> _Supplied records_
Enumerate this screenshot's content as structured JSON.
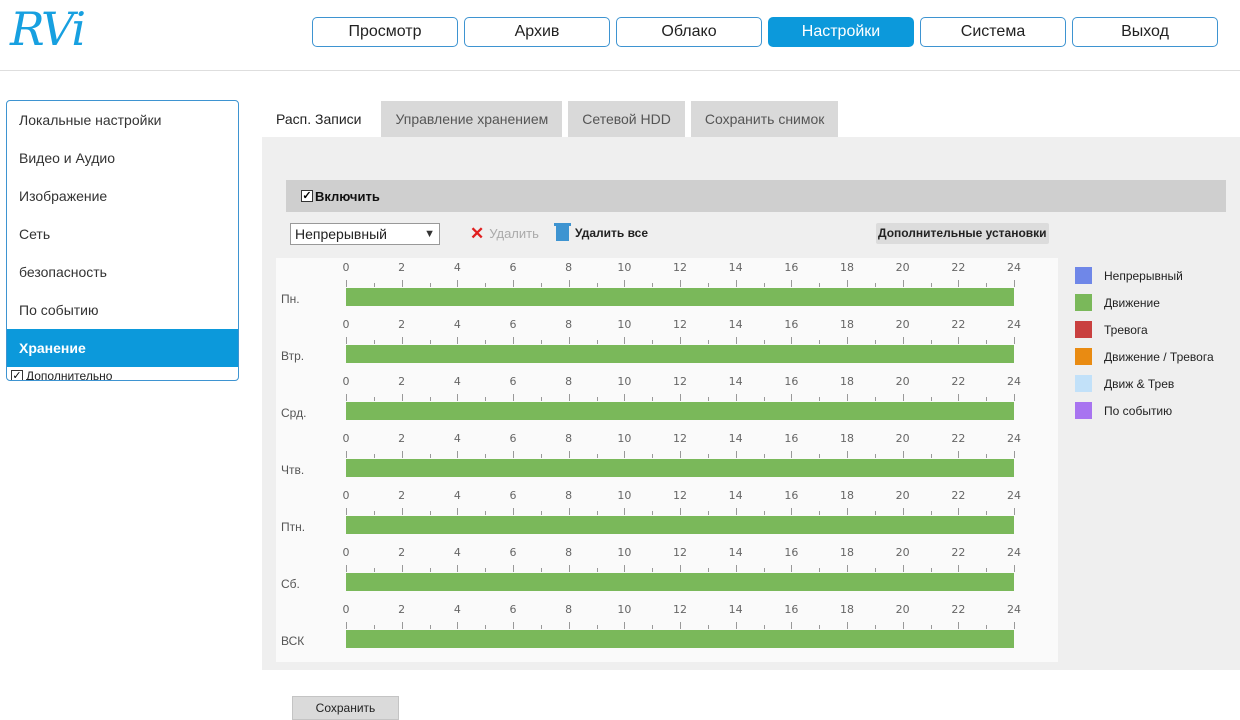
{
  "app": {
    "logo_text": "RVi"
  },
  "topnav": [
    "Просмотр",
    "Архив",
    "Облако",
    "Настройки",
    "Система",
    "Выход"
  ],
  "sidebar": {
    "items": [
      "Локальные настройки",
      "Видео и Аудио",
      "Изображение",
      "Сеть",
      "безопасность",
      "По событию",
      "Хранение"
    ],
    "extra_label": "Дополнительно"
  },
  "tabs": [
    "Расп. Записи",
    "Управление хранением",
    "Сетевой HDD",
    "Сохранить снимок"
  ],
  "enable": {
    "label": "Включить",
    "checked": true
  },
  "toolbar": {
    "mode_value": "Непрерывный",
    "delete_label": "Удалить",
    "delete_all_label": "Удалить все",
    "advanced_label": "Дополнительные установки"
  },
  "schedule": {
    "hour_labels": [
      "0",
      "2",
      "4",
      "6",
      "8",
      "10",
      "12",
      "14",
      "16",
      "18",
      "20",
      "22",
      "24"
    ],
    "days": [
      {
        "label": "Пн.",
        "type": "Движение"
      },
      {
        "label": "Втр.",
        "type": "Движение"
      },
      {
        "label": "Срд.",
        "type": "Движение"
      },
      {
        "label": "Чтв.",
        "type": "Движение"
      },
      {
        "label": "Птн.",
        "type": "Движение"
      },
      {
        "label": "Сб.",
        "type": "Движение"
      },
      {
        "label": "ВСК",
        "type": "Движение"
      }
    ]
  },
  "legend": [
    {
      "label": "Непрерывный",
      "color": "#6f87e8"
    },
    {
      "label": "Движение",
      "color": "#7ab85a"
    },
    {
      "label": "Тревога",
      "color": "#c9403f"
    },
    {
      "label": "Движение / Тревога",
      "color": "#e98b12"
    },
    {
      "label": "Движ & Трев",
      "color": "#c2e1f9"
    },
    {
      "label": "По событию",
      "color": "#a874f0"
    }
  ],
  "save_label": "Сохранить"
}
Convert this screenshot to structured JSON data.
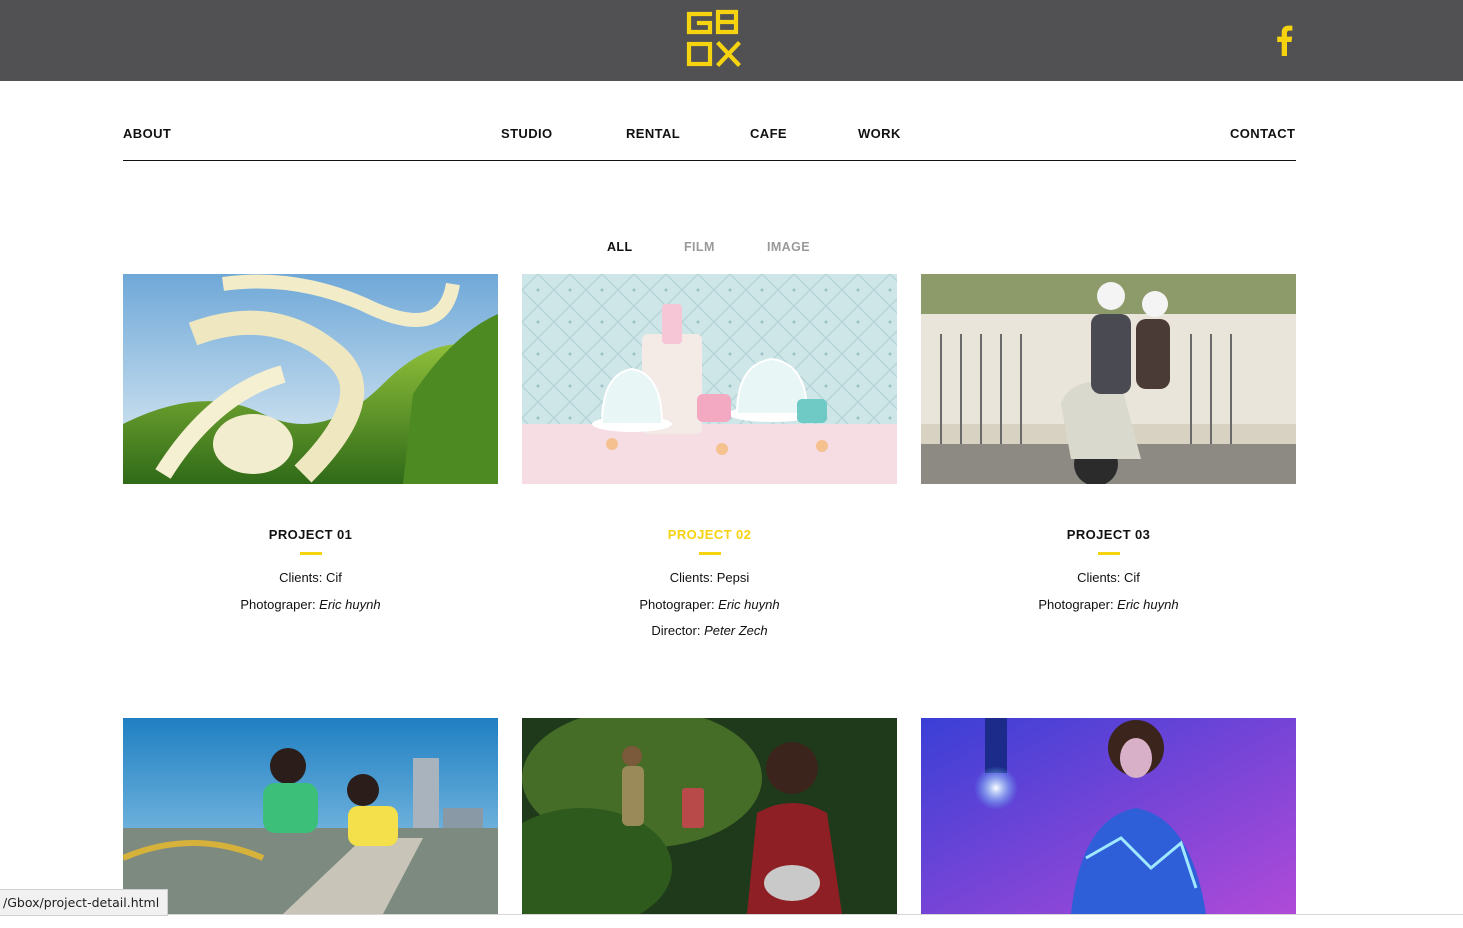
{
  "header": {
    "logo_text": "GBOX",
    "brand_color": "#f6d30f",
    "bar_color": "#515153",
    "social_icon": "facebook-icon"
  },
  "nav": {
    "about": "ABOUT",
    "studio": "STUDIO",
    "rental": "RENTAL",
    "cafe": "CAFE",
    "work": "WORK",
    "contact": "CONTACT"
  },
  "filters": [
    {
      "label": "ALL",
      "active": true
    },
    {
      "label": "FILM",
      "active": false
    },
    {
      "label": "IMAGE",
      "active": false
    }
  ],
  "projects": [
    {
      "title": "PROJECT 01",
      "clients_label": "Clients: ",
      "clients": "Cif",
      "photographer_label": "Photograper: ",
      "photographer": "Eric huynh",
      "image": "milk-splash-over-green-fields"
    },
    {
      "title": "PROJECT 02",
      "clients_label": "Clients: ",
      "clients": "Pepsi",
      "photographer_label": "Photograper: ",
      "photographer": "Eric huynh",
      "director_label": "Director: ",
      "director": "Peter Zech",
      "image": "pastel-cake-display"
    },
    {
      "title": "PROJECT 03",
      "clients_label": "Clients: ",
      "clients": "Cif",
      "photographer_label": "Photograper: ",
      "photographer": "Eric huynh",
      "image": "couple-on-scooter"
    },
    {
      "image": "city-cleaning-ad"
    },
    {
      "image": "jungle-fashion-scene"
    },
    {
      "image": "woman-blue-crystal-light"
    }
  ],
  "status_url": "/Gbox/project-detail.html"
}
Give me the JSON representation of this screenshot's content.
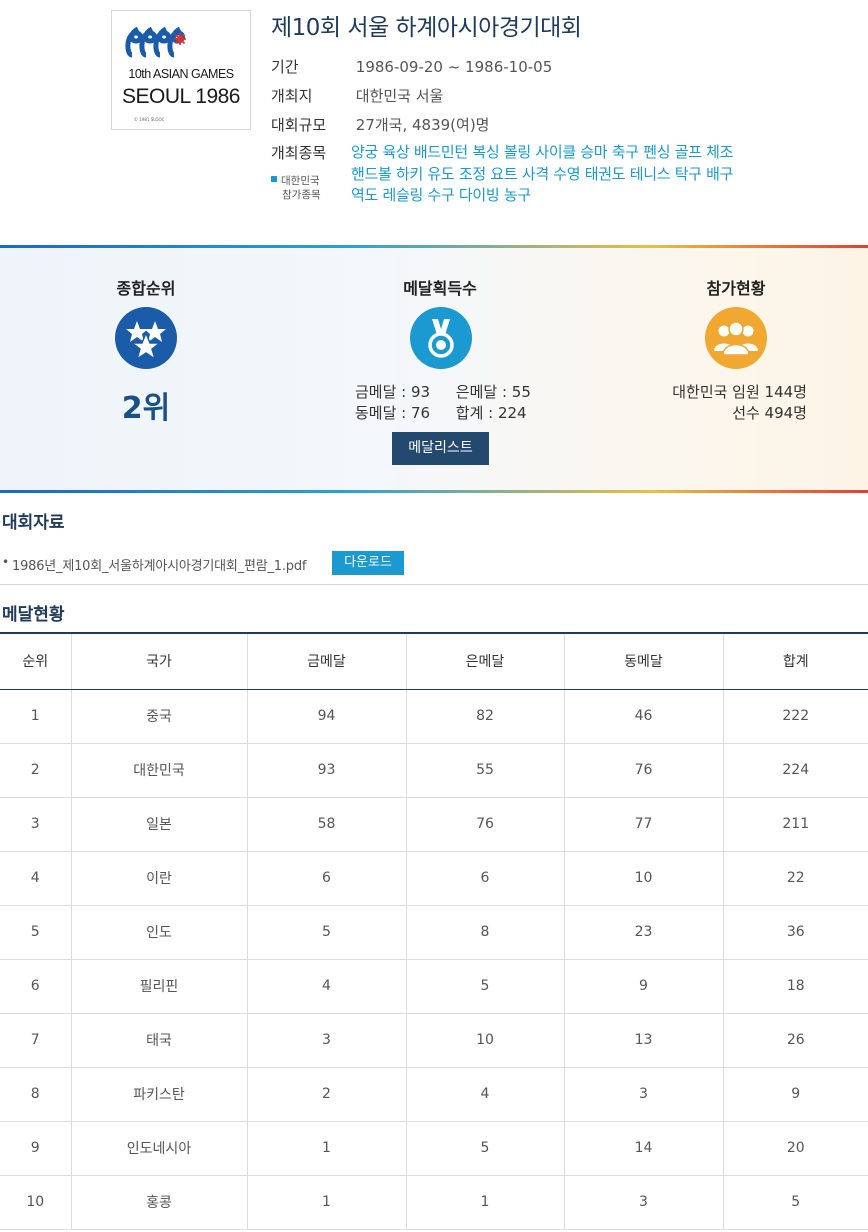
{
  "event": {
    "title": "제10회 서울 하계아시아경기대회",
    "logo": {
      "line1": "10th ASIAN GAMES",
      "line2": "SEOUL 1986"
    },
    "info": [
      {
        "label": "기간",
        "value": "1986-09-20 ~ 1986-10-05"
      },
      {
        "label": "개최지",
        "value": "대한민국 서울"
      },
      {
        "label": "대회규모",
        "value": "27개국, 4839(여)명"
      },
      {
        "label": "개최종목",
        "value": ""
      }
    ],
    "sports_lines": [
      "양궁 육상 배드민턴 복싱 볼링 사이클 승마 축구 펜싱 골프 체조",
      "핸드볼 하키 유도 조정 요트 사격 수영 태권도 테니스 탁구 배구",
      "역도 레슬링 수구 다이빙 농구"
    ],
    "korea_note": [
      "대한민국",
      "참가종목"
    ]
  },
  "summary": {
    "rank_title": "종합순위",
    "rank_value": "2위",
    "medal_title": "메달획득수",
    "medals": {
      "gold_label": "금메달 : 93",
      "silver_label": "은메달 : 55",
      "bronze_label": "동메달 : 76",
      "total_label": "합계 : 224"
    },
    "medal_list_button": "메달리스트",
    "participation_title": "참가현황",
    "participation_lines": [
      "대한민국 임원 144명",
      "선수 494명"
    ],
    "colors": {
      "rank": "#1a5ca8",
      "medal": "#1a9ad0",
      "participation": "#f0a830"
    }
  },
  "documents": {
    "heading": "대회자료",
    "files": [
      {
        "name": "1986년_제10회_서울하계아시아경기대회_편람_1.pdf",
        "button": "다운로드"
      }
    ]
  },
  "medal_table": {
    "heading": "메달현황",
    "columns": [
      "순위",
      "국가",
      "금메달",
      "은메달",
      "동메달",
      "합계"
    ],
    "rows": [
      [
        "1",
        "중국",
        "94",
        "82",
        "46",
        "222"
      ],
      [
        "2",
        "대한민국",
        "93",
        "55",
        "76",
        "224"
      ],
      [
        "3",
        "일본",
        "58",
        "76",
        "77",
        "211"
      ],
      [
        "4",
        "이란",
        "6",
        "6",
        "10",
        "22"
      ],
      [
        "5",
        "인도",
        "5",
        "8",
        "23",
        "36"
      ],
      [
        "6",
        "필리핀",
        "4",
        "5",
        "9",
        "18"
      ],
      [
        "7",
        "태국",
        "3",
        "10",
        "13",
        "26"
      ],
      [
        "8",
        "파키스탄",
        "2",
        "4",
        "3",
        "9"
      ],
      [
        "9",
        "인도네시아",
        "1",
        "5",
        "14",
        "20"
      ],
      [
        "10",
        "홍콩",
        "1",
        "1",
        "3",
        "5"
      ]
    ]
  }
}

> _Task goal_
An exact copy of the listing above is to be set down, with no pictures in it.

> _Completed exercise_
Enumerate this screenshot's content as structured JSON.
{
  "app": {
    "logo_text": "RVi"
  },
  "topnav": [
    "Просмотр",
    "Архив",
    "Облако",
    "Настройки",
    "Система",
    "Выход"
  ],
  "sidebar": {
    "items": [
      "Локальные настройки",
      "Видео и Аудио",
      "Изображение",
      "Сеть",
      "безопасность",
      "По событию",
      "Хранение"
    ],
    "extra_label": "Дополнительно"
  },
  "tabs": [
    "Расп. Записи",
    "Управление хранением",
    "Сетевой HDD",
    "Сохранить снимок"
  ],
  "enable": {
    "label": "Включить",
    "checked": true
  },
  "toolbar": {
    "mode_value": "Непрерывный",
    "delete_label": "Удалить",
    "delete_all_label": "Удалить все",
    "advanced_label": "Дополнительные установки"
  },
  "schedule": {
    "hour_labels": [
      "0",
      "2",
      "4",
      "6",
      "8",
      "10",
      "12",
      "14",
      "16",
      "18",
      "20",
      "22",
      "24"
    ],
    "days": [
      {
        "label": "Пн.",
        "type": "Движение"
      },
      {
        "label": "Втр.",
        "type": "Движение"
      },
      {
        "label": "Срд.",
        "type": "Движение"
      },
      {
        "label": "Чтв.",
        "type": "Движение"
      },
      {
        "label": "Птн.",
        "type": "Движение"
      },
      {
        "label": "Сб.",
        "type": "Движение"
      },
      {
        "label": "ВСК",
        "type": "Движение"
      }
    ]
  },
  "legend": [
    {
      "label": "Непрерывный",
      "color": "#6f87e8"
    },
    {
      "label": "Движение",
      "color": "#7ab85a"
    },
    {
      "label": "Тревога",
      "color": "#c9403f"
    },
    {
      "label": "Движение / Тревога",
      "color": "#e98b12"
    },
    {
      "label": "Движ & Трев",
      "color": "#c2e1f9"
    },
    {
      "label": "По событию",
      "color": "#a874f0"
    }
  ],
  "save_label": "Сохранить"
}
Convert this screenshot to structured JSON data.
{
  "header": {
    "logo_text": "GBOX",
    "brand_color": "#f6d30f",
    "bar_color": "#515153",
    "social_icon": "facebook-icon"
  },
  "nav": {
    "about": "ABOUT",
    "studio": "STUDIO",
    "rental": "RENTAL",
    "cafe": "CAFE",
    "work": "WORK",
    "contact": "CONTACT"
  },
  "filters": [
    {
      "label": "ALL",
      "active": true
    },
    {
      "label": "FILM",
      "active": false
    },
    {
      "label": "IMAGE",
      "active": false
    }
  ],
  "projects": [
    {
      "title": "PROJECT 01",
      "clients_label": "Clients: ",
      "clients": "Cif",
      "photographer_label": "Photograper: ",
      "photographer": "Eric huynh",
      "image": "milk-splash-over-green-fields"
    },
    {
      "title": "PROJECT 02",
      "clients_label": "Clients: ",
      "clients": "Pepsi",
      "photographer_label": "Photograper: ",
      "photographer": "Eric huynh",
      "director_label": "Director: ",
      "director": "Peter Zech",
      "image": "pastel-cake-display"
    },
    {
      "title": "PROJECT 03",
      "clients_label": "Clients: ",
      "clients": "Cif",
      "photographer_label": "Photograper: ",
      "photographer": "Eric huynh",
      "image": "couple-on-scooter"
    },
    {
      "image": "city-cleaning-ad"
    },
    {
      "image": "jungle-fashion-scene"
    },
    {
      "image": "woman-blue-crystal-light"
    }
  ],
  "status_url": "/Gbox/project-detail.html"
}
Give me the JSON representation of this screenshot's content.
{
  "event": {
    "title": "제10회 서울 하계아시아경기대회",
    "logo": {
      "line1": "10th ASIAN GAMES",
      "line2": "SEOUL 1986"
    },
    "info": [
      {
        "label": "기간",
        "value": "1986-09-20 ~ 1986-10-05"
      },
      {
        "label": "개최지",
        "value": "대한민국 서울"
      },
      {
        "label": "대회규모",
        "value": "27개국, 4839(여)명"
      },
      {
        "label": "개최종목",
        "value": ""
      }
    ],
    "sports_lines": [
      "양궁 육상 배드민턴 복싱 볼링 사이클 승마 축구 펜싱 골프 체조",
      "핸드볼 하키 유도 조정 요트 사격 수영 태권도 테니스 탁구 배구",
      "역도 레슬링 수구 다이빙 농구"
    ],
    "korea_note": [
      "대한민국",
      "참가종목"
    ]
  },
  "summary": {
    "rank_title": "종합순위",
    "rank_value": "2위",
    "medal_title": "메달획득수",
    "medals": {
      "gold_label": "금메달 : 93",
      "silver_label": "은메달 : 55",
      "bronze_label": "동메달 : 76",
      "total_label": "합계 : 224"
    },
    "medal_list_button": "메달리스트",
    "participation_title": "참가현황",
    "participation_lines": [
      "대한민국 임원 144명",
      "선수 494명"
    ],
    "colors": {
      "rank": "#1a5ca8",
      "medal": "#1a9ad0",
      "participation": "#f0a830"
    }
  },
  "documents": {
    "heading": "대회자료",
    "files": [
      {
        "name": "1986년_제10회_서울하계아시아경기대회_편람_1.pdf",
        "button": "다운로드"
      }
    ]
  },
  "medal_table": {
    "heading": "메달현황",
    "columns": [
      "순위",
      "국가",
      "금메달",
      "은메달",
      "동메달",
      "합계"
    ],
    "rows": [
      [
        "1",
        "중국",
        "94",
        "82",
        "46",
        "222"
      ],
      [
        "2",
        "대한민국",
        "93",
        "55",
        "76",
        "224"
      ],
      [
        "3",
        "일본",
        "58",
        "76",
        "77",
        "211"
      ],
      [
        "4",
        "이란",
        "6",
        "6",
        "10",
        "22"
      ],
      [
        "5",
        "인도",
        "5",
        "8",
        "23",
        "36"
      ],
      [
        "6",
        "필리핀",
        "4",
        "5",
        "9",
        "18"
      ],
      [
        "7",
        "태국",
        "3",
        "10",
        "13",
        "26"
      ],
      [
        "8",
        "파키스탄",
        "2",
        "4",
        "3",
        "9"
      ],
      [
        "9",
        "인도네시아",
        "1",
        "5",
        "14",
        "20"
      ],
      [
        "10",
        "홍콩",
        "1",
        "1",
        "3",
        "5"
      ]
    ]
  }
}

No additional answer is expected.